My passion for photography took hold over 50 years ago while on a second-grade field trip to the Bronx Zoo. At that young age, I was fortunate to own a Brownie camera and have easy access to developing film at my father’s drug store. While most aspects of my life at that time were out of my control, I found it powerful and magical to be able to create a record of my life’s special moments.
My interest in small boats began in the summer of 2000 when I was taking a photography class at the Maine Photographic Workshops in Rockport. I attended classes there for three summers focusing my efforts on capturing images of the small boats that dotted the waters in and around Rockport. Wooden boats intrigued me most. I saw in each a distinct and beautiful character revealed through the scars, peeling paint, and worn surfaces.
Sadly, small wooden boats are now difficult to find, in large part because they are expensive to build, buy, and maintain, and their constant exposure to salt water and sun eventually breaks them down.
Once ubiquitous along the northeast coastline, small wooden boats are being replaced by boats made of durable and significantly less-expensive materials, such as aluminum, rubber, plastic, and fiberglass. To help preserve their memory, I sought the dinghies, prams, and tenders that serve as both pleasure boats and workboats ferrying lobstermen and women to and from their larger craft moored offshore.
In the fall of 2009, I was very fortunate when Sheridan House published Afloat on the Tide, a 208-page book of my wooden boat photographs. It serves as a historic record of these special boats. The magic and power of photography endure.
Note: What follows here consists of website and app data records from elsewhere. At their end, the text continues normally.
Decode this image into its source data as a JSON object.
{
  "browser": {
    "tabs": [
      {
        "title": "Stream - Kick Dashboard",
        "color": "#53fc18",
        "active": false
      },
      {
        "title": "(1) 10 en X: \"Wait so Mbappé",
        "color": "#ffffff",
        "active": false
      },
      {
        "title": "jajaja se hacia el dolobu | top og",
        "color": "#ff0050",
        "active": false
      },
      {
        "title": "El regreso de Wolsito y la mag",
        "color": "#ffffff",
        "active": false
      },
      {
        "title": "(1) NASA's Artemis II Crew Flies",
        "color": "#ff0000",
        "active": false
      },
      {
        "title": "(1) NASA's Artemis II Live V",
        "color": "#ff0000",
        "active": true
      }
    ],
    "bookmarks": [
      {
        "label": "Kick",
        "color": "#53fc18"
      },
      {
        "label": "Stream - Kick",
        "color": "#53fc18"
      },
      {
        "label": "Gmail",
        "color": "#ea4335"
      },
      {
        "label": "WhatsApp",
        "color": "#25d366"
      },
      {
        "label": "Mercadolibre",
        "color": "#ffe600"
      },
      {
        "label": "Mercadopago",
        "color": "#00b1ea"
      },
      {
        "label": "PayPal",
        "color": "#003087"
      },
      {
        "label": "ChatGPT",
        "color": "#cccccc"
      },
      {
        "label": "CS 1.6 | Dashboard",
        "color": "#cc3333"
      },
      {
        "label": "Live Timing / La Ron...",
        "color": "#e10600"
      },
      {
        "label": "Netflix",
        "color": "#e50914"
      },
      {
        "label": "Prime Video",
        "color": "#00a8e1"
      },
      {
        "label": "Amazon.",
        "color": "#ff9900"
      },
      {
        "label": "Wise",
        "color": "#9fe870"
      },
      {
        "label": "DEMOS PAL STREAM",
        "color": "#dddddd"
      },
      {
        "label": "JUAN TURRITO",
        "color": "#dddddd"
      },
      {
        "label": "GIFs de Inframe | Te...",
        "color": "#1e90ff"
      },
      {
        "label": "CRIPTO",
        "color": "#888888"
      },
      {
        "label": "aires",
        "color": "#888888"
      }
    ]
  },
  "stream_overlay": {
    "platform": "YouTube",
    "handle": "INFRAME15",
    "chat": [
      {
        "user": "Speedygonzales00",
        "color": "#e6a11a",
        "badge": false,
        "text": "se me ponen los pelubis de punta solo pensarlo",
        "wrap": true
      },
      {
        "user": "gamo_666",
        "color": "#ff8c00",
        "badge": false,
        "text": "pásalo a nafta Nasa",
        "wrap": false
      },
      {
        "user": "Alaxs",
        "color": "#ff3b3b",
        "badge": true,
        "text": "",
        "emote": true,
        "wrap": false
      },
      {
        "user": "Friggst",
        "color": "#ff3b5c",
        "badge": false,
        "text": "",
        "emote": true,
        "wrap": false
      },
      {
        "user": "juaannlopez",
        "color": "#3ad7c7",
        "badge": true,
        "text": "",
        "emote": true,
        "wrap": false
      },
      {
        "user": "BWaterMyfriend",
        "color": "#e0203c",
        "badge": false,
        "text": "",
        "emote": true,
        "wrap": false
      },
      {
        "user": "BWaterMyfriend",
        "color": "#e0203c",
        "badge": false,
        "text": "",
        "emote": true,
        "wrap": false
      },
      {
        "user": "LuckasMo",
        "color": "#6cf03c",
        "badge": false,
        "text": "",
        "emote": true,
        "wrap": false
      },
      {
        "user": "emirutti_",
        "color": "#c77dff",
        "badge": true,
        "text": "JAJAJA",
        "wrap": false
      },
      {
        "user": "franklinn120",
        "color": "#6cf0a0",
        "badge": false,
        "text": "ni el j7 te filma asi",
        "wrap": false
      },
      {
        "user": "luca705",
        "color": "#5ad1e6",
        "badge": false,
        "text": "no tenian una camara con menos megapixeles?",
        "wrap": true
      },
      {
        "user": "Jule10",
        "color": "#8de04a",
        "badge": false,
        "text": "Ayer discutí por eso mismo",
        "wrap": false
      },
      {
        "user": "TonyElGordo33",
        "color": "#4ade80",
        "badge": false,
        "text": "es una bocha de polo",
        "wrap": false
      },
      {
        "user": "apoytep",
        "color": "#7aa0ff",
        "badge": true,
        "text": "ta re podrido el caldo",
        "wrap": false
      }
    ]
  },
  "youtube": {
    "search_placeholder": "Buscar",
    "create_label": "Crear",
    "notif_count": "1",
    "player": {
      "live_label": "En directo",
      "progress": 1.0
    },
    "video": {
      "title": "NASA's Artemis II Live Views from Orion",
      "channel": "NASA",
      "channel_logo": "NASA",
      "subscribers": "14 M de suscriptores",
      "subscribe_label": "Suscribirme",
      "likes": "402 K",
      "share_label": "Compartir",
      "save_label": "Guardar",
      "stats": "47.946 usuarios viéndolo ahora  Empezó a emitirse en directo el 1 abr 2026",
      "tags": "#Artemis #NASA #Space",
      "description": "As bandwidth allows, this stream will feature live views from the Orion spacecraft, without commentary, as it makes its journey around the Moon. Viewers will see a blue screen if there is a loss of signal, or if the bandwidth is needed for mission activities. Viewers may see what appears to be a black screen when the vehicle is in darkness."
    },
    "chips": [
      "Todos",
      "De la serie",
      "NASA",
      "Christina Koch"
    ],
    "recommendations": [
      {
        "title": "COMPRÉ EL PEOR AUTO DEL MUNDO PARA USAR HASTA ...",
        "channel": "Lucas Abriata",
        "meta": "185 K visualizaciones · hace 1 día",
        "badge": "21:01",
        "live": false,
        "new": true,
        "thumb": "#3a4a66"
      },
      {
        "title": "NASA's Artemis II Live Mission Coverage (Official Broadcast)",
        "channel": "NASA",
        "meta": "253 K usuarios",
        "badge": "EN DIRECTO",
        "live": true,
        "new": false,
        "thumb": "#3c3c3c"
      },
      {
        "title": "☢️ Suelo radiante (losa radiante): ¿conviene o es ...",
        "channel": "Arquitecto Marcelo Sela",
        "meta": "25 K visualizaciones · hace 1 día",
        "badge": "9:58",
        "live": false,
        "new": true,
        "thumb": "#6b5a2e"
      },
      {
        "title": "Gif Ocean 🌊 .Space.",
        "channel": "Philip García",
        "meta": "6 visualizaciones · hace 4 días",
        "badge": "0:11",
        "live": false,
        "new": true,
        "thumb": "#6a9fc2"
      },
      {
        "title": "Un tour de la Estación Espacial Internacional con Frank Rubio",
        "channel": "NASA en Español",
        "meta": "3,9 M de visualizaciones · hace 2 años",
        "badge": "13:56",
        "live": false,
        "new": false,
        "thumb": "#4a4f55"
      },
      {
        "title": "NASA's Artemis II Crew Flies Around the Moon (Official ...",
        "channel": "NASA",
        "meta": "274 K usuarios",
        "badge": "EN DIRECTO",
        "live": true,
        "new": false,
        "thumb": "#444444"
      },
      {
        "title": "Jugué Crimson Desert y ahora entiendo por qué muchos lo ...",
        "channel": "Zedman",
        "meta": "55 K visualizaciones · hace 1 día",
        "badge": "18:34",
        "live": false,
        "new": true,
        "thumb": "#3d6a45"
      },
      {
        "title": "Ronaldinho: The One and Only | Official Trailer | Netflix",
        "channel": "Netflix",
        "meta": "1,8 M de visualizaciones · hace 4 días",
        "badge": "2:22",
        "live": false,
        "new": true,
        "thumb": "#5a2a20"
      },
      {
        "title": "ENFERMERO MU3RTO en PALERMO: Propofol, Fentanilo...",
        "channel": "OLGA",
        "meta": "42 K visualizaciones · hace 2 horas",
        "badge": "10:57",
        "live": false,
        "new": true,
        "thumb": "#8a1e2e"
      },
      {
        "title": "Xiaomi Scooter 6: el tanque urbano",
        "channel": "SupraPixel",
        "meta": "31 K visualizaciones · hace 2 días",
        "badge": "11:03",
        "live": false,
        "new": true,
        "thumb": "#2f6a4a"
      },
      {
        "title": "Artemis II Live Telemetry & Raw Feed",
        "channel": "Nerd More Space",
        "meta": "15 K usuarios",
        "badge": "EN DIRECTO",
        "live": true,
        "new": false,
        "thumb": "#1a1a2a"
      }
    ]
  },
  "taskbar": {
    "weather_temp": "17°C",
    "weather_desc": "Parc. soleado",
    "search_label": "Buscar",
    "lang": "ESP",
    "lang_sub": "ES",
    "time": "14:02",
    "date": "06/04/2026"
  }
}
With wooden boats becoming more and more elusive and Afloat on the Tide in print, I became excited about photographing other subjects. I made a transition to shooting the beautiful and eye-catching shells and plant life that I had collected during my years walking along the shoreline.
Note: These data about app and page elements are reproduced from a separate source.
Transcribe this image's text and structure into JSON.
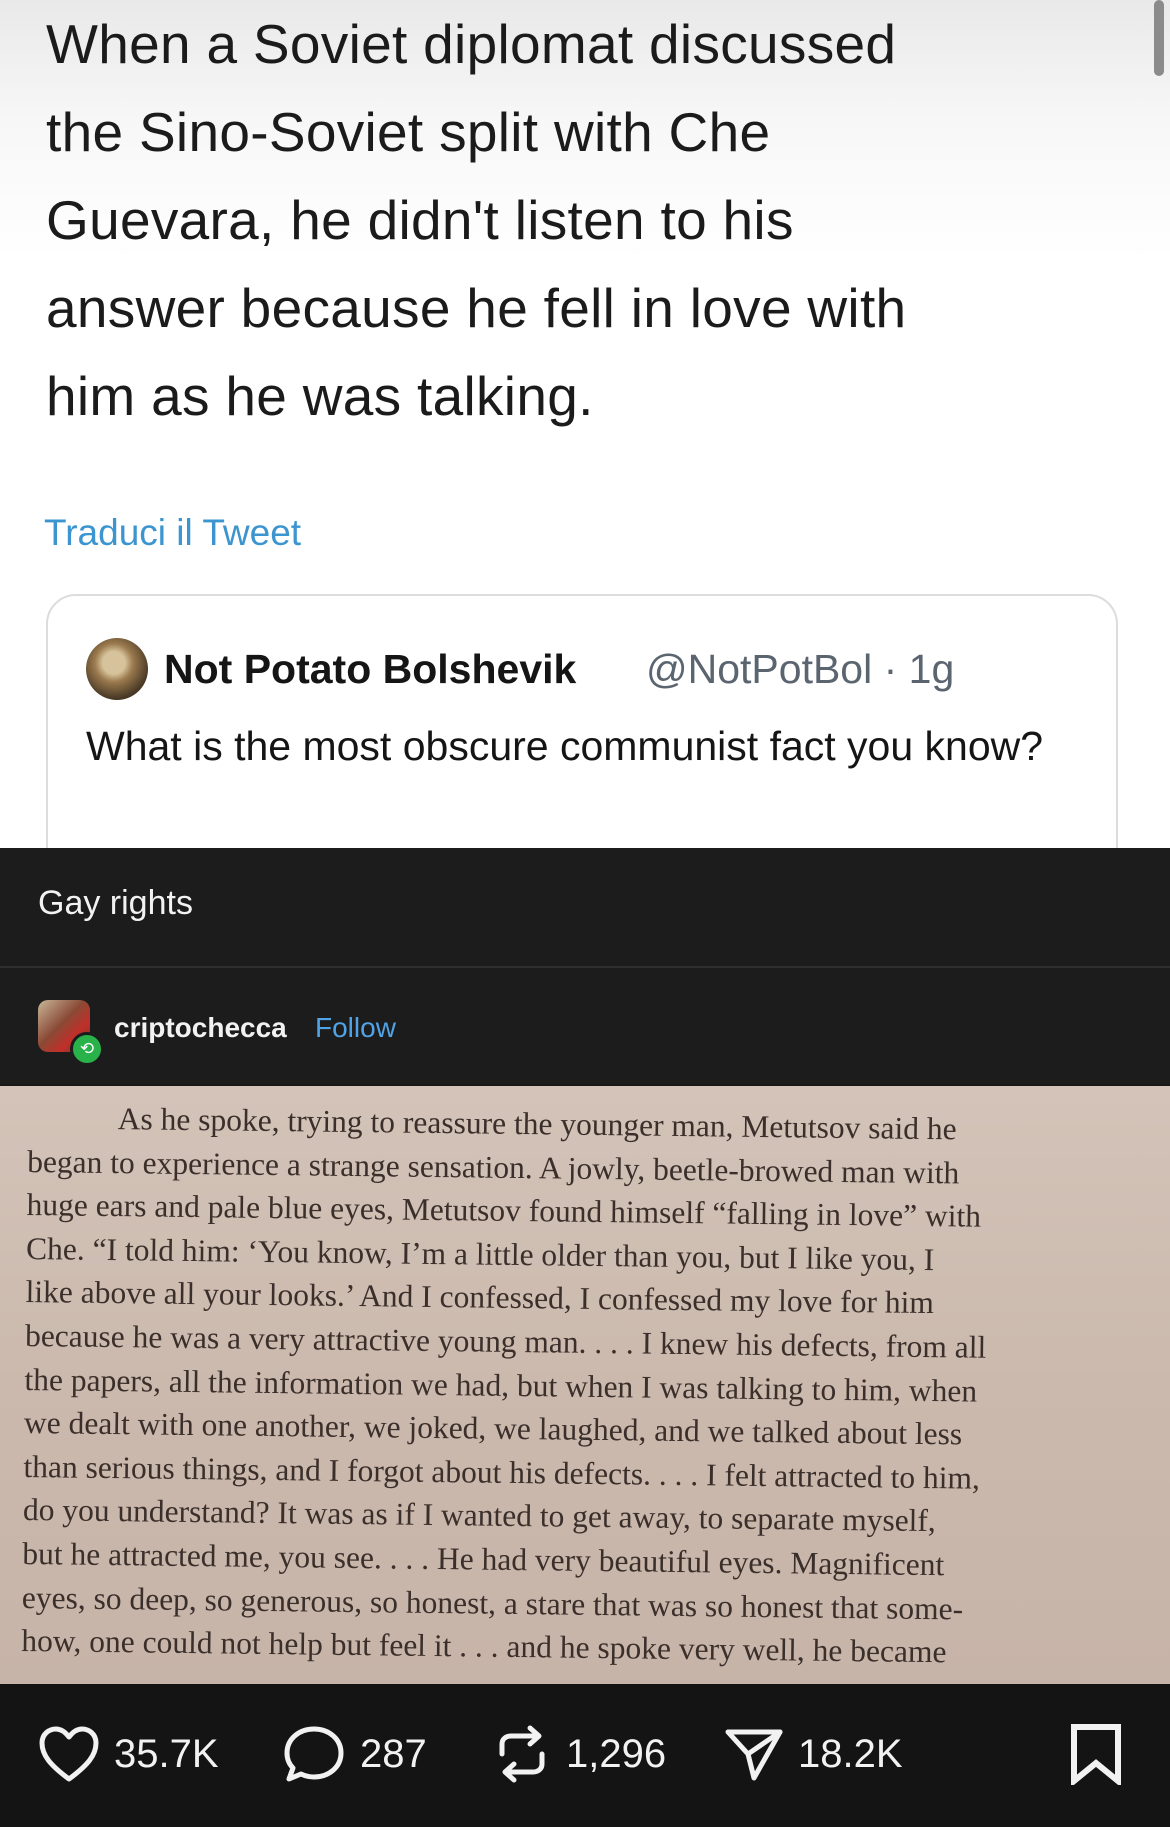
{
  "tweet": {
    "text_lines": [
      "When a Soviet diplomat discussed",
      "the Sino-Soviet split with Che",
      "Guevara, he didn't listen to his",
      "answer because he fell in love with",
      "him as he was talking."
    ],
    "translate_link": "Traduci il Tweet",
    "quoted": {
      "name": "Not Potato Bolshevik",
      "handle_time": "@NotPotBol · 1g",
      "text": "What is the most obscure communist fact you know?"
    }
  },
  "post": {
    "caption": "Gay rights",
    "username": "criptochecca",
    "follow_label": "Follow",
    "book_lines": [
      "As he spoke, trying to reassure the younger man, Metutsov said he",
      "began to experience a strange sensation. A jowly, beetle-browed man with",
      "huge ears and pale blue eyes, Metutsov found himself “falling in love” with",
      "Che. “I told him: ‘You know, I’m a little older than you, but I like you, I",
      "like above all your looks.’ And I confessed, I confessed my love for him",
      "because he was a very attractive young man. . . . I knew his defects, from all",
      "the papers, all the information we had, but when I was talking to him, when",
      "we dealt with one another, we joked, we laughed, and we talked about less",
      "than serious things, and I forgot about his defects. . . . I felt attracted to him,",
      "do you understand? It was as if I wanted to get away, to separate myself,",
      "but he attracted me, you see. . . . He had very beautiful eyes. Magnificent",
      "eyes, so deep, so generous, so honest, a stare that was so honest that some-",
      "how, one could not help but feel it . . . and he spoke very well, he became"
    ]
  },
  "actions": {
    "likes": "35.7K",
    "comments": "287",
    "reposts": "1,296",
    "shares": "18.2K"
  },
  "icons": [
    "heart-icon",
    "comment-icon",
    "repost-icon",
    "share-icon",
    "bookmark-icon"
  ]
}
This change in subject led to a focus away from landscape-type photography to a fascination with macro photography, taking images up close to the subject, at times 1-2 inches from it. I titled this new collection “Glass and Ice Capades.” It includes photographs of objects floating or frozen in liquid or ice.
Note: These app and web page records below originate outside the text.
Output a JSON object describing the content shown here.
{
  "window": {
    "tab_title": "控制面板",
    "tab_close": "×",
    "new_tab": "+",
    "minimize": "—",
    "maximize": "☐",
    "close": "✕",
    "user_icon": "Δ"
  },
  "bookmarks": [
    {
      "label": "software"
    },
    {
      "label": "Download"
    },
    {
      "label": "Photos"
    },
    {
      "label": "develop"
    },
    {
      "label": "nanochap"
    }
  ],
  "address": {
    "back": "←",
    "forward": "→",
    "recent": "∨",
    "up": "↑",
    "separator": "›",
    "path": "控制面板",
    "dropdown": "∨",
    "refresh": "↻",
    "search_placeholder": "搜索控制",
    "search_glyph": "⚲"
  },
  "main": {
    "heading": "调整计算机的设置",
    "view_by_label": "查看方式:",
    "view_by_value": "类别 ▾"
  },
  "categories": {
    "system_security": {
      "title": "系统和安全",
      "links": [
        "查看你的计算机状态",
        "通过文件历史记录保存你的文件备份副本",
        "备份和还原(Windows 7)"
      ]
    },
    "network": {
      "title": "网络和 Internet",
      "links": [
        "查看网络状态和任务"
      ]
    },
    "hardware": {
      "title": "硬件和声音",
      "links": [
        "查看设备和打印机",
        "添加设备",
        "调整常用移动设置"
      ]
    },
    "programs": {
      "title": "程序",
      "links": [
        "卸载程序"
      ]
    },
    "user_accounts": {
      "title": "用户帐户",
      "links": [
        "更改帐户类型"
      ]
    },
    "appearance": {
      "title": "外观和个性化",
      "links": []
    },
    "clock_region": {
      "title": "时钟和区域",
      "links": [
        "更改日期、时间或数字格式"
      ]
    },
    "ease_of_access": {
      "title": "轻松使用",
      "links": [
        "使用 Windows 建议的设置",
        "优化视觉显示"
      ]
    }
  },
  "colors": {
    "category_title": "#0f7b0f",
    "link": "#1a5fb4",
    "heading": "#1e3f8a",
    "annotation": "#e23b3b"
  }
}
Now that I have retired from my professional life as an educator and administrator, I have time to devote to sharing my love of wooden boats and my photography. The Clever Hand has given me a steady platform for showing my work, and I enjoy speaking before community groups. I was recently honored to have a solo exhibit, titled “Afloat,” in the Class of 1925 Gallery at my alma mater, the University of Wisconsin-Madison.